Global warming can create serious health problems unless we act now.

By Riley Brian

With the start of the 2015 United Nations Climate Change Conference (COP 21), environmentalists, journalists, and policymakers turn their eyes to Le Bourget, France, anticipating a plan to limit greenhouse gas emissions and curb warming. As medical students, we too turn our eyes to Le Bourget. The approaching negotiations will have a profound impact on human health, and as a result, on our futures as clinicians.

Projections from the World Health Organization, World Bank, and Intergovernmental Panel on Climate Change suggest that climate change will affect billions of people and present a major public health crisis in the coming decades. Reports from The Lancet Commission on Health and Climate Change have echoed these concerns, concluding that climate change is the “biggest global health threat of the 21st century.”

Many of the health impacts of climate change are direct. Warming can increase transmission rates and broaden ranges of vector-borne diseases like malaria, dengue fever, tick-borne encephalitis, Lyme disease, and schistosomiasis. With malaria, for example, higher temperatures allow the parasite to mature exponentially more rapidly. Even with modest warming, tens of millions more people will be exposed to malaria. Notably, dengue fever stands to spread even more widely than malaria. Increased humidity and mosquito prevalence may put billions more at risk for contracting the virus.

Climate change also has a direct impact on the extremity of weather events. Droughts, heat waves, floods, and storms all stand to increase in severity and frequency. Without major changes to our energy system, the new norm will include “unprecedented” disasters time and again. These events may lead to acute medical problems that can be especially devastating to developing health systems.
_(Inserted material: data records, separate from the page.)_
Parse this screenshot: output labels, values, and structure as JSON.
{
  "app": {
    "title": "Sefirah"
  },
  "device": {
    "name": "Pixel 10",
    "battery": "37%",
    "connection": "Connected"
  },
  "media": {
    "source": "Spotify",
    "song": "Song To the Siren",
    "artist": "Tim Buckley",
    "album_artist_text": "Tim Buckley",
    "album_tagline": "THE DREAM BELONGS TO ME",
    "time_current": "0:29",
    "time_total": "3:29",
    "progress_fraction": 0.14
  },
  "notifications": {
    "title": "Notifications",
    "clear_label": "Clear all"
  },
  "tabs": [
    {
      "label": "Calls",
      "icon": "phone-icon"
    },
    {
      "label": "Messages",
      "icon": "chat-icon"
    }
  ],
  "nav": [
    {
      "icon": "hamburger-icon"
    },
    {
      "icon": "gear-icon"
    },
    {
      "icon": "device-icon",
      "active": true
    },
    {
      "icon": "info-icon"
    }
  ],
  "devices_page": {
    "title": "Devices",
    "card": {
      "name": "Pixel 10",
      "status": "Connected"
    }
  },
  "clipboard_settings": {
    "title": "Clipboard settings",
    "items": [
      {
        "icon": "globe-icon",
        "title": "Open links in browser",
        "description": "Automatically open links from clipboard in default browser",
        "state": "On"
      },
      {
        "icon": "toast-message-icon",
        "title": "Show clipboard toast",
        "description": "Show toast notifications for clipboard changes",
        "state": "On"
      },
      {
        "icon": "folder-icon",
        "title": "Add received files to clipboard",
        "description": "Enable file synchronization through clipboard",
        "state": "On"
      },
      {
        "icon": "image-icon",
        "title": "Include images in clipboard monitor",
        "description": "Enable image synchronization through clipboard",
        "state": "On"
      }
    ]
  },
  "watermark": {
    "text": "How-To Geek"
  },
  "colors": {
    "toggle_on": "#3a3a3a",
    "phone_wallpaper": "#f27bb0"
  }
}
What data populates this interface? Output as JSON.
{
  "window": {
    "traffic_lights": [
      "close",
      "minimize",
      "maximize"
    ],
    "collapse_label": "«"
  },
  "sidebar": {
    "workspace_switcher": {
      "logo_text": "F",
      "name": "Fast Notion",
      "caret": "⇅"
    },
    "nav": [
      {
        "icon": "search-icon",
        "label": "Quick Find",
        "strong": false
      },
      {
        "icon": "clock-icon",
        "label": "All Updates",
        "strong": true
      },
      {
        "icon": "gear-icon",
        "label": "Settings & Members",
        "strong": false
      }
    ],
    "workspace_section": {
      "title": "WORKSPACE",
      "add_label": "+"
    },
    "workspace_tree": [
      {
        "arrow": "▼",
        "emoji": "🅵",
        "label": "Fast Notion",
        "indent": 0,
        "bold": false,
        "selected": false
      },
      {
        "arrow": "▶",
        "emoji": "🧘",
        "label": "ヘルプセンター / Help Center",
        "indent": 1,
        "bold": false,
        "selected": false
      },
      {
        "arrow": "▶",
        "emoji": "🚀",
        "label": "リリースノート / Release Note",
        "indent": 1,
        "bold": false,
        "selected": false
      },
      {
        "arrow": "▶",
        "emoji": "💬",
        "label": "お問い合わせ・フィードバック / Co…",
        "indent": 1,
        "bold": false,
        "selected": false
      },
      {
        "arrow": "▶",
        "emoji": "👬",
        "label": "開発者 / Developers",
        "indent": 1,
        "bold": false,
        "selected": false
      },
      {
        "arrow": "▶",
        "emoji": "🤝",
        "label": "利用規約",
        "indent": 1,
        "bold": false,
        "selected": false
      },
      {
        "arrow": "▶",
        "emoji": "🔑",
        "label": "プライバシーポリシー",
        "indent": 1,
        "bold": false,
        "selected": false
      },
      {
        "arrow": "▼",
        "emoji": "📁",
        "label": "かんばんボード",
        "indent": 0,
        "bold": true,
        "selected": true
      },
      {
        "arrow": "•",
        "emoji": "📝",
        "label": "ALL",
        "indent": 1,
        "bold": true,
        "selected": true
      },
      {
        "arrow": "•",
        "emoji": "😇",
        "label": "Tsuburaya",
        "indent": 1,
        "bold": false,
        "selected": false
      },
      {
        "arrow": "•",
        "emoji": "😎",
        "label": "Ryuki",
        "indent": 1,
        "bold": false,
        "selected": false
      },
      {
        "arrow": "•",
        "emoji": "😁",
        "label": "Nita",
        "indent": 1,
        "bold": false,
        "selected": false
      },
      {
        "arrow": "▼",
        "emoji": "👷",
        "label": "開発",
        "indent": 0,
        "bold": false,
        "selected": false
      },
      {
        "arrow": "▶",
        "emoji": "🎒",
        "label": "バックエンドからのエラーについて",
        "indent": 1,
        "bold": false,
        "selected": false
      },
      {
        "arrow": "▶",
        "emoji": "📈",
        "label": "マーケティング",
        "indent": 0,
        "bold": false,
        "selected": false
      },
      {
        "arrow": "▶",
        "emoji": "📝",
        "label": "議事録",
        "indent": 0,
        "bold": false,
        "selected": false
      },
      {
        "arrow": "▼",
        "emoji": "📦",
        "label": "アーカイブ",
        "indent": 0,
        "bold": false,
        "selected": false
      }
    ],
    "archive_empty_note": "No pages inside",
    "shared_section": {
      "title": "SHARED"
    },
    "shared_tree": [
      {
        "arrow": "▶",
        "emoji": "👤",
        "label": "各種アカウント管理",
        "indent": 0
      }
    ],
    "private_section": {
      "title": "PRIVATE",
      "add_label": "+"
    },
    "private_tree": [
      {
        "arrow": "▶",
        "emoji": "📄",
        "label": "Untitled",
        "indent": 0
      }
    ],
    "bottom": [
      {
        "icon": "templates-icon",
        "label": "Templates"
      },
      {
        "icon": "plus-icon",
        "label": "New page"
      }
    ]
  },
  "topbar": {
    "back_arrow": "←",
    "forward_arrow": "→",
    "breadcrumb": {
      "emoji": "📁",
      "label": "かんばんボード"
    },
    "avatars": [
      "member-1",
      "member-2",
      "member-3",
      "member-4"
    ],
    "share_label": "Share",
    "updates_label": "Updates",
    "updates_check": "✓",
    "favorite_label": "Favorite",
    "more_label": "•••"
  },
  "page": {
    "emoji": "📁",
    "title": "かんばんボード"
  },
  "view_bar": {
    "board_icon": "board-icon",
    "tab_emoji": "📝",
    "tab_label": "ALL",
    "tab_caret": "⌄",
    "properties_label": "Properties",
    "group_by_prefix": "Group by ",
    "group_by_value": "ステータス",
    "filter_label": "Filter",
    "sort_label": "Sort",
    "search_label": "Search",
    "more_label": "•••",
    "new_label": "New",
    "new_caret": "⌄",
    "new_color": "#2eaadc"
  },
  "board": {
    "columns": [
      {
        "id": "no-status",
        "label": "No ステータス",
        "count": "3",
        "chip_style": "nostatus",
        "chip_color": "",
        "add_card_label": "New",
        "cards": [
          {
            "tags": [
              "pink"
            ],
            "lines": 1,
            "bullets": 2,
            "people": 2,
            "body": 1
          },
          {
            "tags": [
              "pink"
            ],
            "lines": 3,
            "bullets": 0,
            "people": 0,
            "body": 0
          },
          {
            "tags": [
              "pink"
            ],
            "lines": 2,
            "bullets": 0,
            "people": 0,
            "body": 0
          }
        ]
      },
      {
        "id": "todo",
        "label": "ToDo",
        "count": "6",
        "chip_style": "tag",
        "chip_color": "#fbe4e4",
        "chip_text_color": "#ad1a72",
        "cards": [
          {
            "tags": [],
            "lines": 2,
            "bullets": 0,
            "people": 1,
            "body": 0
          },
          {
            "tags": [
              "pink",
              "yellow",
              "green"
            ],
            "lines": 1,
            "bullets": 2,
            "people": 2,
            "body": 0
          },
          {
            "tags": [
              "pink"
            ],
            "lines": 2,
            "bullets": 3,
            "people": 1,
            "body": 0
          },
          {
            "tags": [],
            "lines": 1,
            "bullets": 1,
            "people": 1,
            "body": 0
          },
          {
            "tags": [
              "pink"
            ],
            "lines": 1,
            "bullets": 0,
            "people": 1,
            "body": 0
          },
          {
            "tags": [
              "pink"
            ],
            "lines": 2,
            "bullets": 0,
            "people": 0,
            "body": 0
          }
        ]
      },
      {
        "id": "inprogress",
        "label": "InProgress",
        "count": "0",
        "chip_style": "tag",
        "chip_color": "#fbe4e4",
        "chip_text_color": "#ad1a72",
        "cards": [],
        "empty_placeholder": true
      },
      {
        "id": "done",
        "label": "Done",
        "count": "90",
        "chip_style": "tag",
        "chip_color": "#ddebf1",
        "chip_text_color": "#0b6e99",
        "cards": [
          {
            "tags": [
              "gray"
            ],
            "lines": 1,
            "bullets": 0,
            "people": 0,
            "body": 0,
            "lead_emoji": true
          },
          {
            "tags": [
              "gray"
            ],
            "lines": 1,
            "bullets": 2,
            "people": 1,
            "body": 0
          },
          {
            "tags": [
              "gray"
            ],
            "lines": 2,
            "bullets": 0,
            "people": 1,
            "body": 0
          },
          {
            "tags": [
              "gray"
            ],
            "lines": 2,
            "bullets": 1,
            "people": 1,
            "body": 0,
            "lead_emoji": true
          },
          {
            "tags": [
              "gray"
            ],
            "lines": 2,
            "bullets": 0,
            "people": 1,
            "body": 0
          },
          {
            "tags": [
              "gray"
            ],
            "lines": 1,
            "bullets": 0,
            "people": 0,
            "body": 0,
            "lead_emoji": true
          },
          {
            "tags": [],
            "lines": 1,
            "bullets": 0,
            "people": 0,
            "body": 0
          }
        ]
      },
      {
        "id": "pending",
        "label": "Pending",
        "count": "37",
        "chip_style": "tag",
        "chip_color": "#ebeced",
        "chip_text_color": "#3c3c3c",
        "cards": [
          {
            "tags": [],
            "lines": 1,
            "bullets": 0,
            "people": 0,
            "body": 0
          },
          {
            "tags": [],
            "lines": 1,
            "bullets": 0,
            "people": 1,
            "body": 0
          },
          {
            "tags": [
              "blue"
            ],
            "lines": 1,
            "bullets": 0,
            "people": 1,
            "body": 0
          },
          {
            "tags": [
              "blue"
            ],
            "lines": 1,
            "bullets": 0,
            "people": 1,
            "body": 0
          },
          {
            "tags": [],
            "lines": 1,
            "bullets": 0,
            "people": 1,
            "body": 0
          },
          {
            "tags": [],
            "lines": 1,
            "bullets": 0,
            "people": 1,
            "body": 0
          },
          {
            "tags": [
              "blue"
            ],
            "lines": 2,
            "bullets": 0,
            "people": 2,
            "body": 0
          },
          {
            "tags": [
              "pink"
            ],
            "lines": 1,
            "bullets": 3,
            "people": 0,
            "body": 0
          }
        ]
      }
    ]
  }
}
The indirect consequences of climate change on health are less obvious but perhaps of even greater importance. A warming planet spells a range of health problems resulting from an unstable food and water supply, massive migratory upheavals, increased armed conflict, and other disruptions to the essential infrastructure of society. Climate change threatens basic human needs, risking the stability required for good health.

As medical students and future physicians, we will spend much of our time and this nation’s resources treating and managing diseases already affecting our patients. The cost-effective and lifesaving power of preventive medicine reminds us that taking action early in the course of a disease often allows for greater quality of life at a reduced cost. Our perspective on climate change should be the same. With catastrophe looming on the horizon, we need to take action as soon as possible.

If no substantial agreement emerges at COP 21, we will continue down a path that forces us to reactively treat the consequences of our short-sighted actions. But, if we instead forge a comprehensive emissions reduction plan, we have the opportunity to prevent climate change from defining the next generation of medicine.

Riley Brian, Cheyenne Smith and Andrew Wilmington are first-years at the Pritzker School of Medicine.